## PROMPT
Locate every line in the records below that contains the word "ffffff", and copy each one.

## STORED DATA
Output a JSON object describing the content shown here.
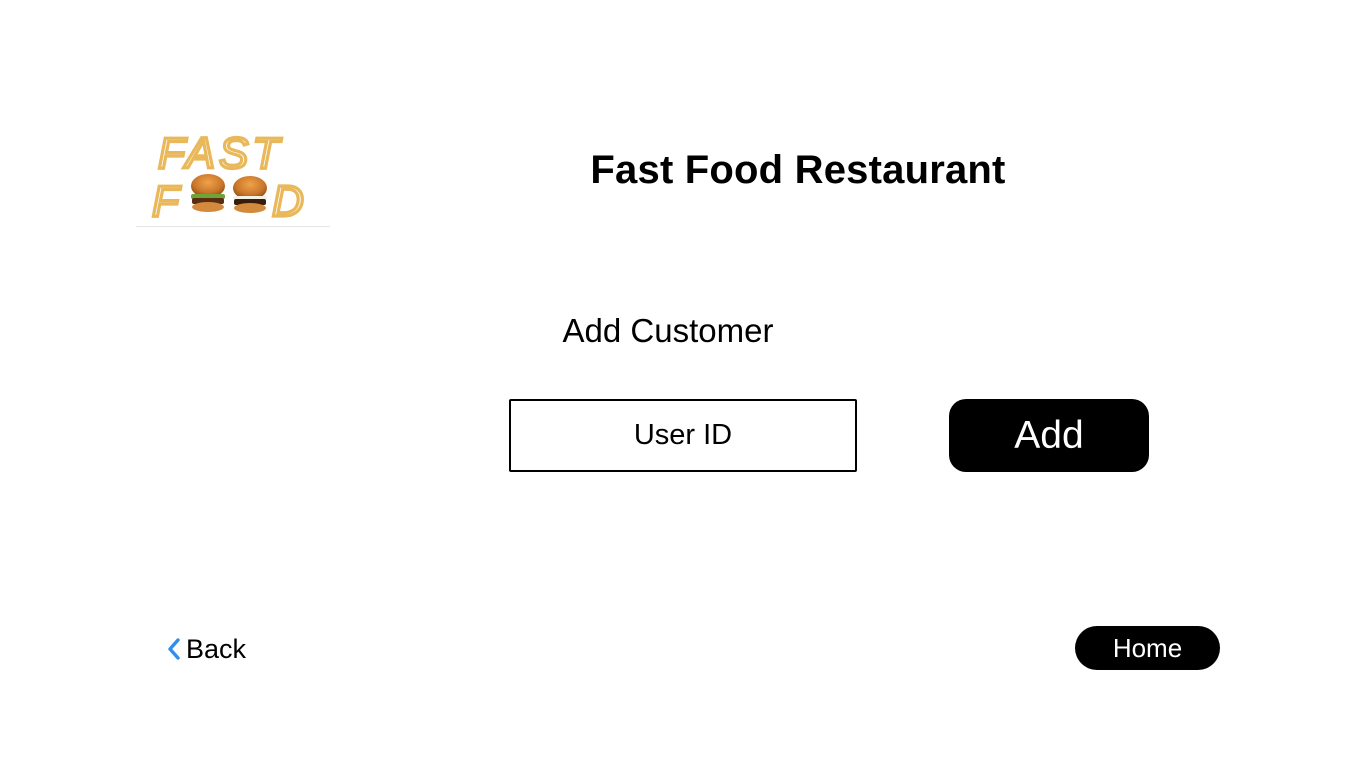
{
  "header": {
    "logo_icon": "fast-food-logo-icon",
    "logo_lines": [
      "FAST",
      "F",
      "D"
    ],
    "title": "Fast Food Restaurant"
  },
  "form": {
    "section_title": "Add Customer",
    "user_id_placeholder": "User ID",
    "user_id_value": "",
    "add_label": "Add"
  },
  "footer": {
    "back_icon": "chevron-left-icon",
    "back_label": "Back",
    "home_label": "Home"
  },
  "colors": {
    "background": "#ffffff",
    "text": "#000000",
    "button_bg": "#000000",
    "button_text": "#ffffff",
    "accent": "#2f8ff0",
    "fries": "#e9b85a"
  }
}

## RESULT
    "background": "#ffffff",
    "button_text": "#ffffff",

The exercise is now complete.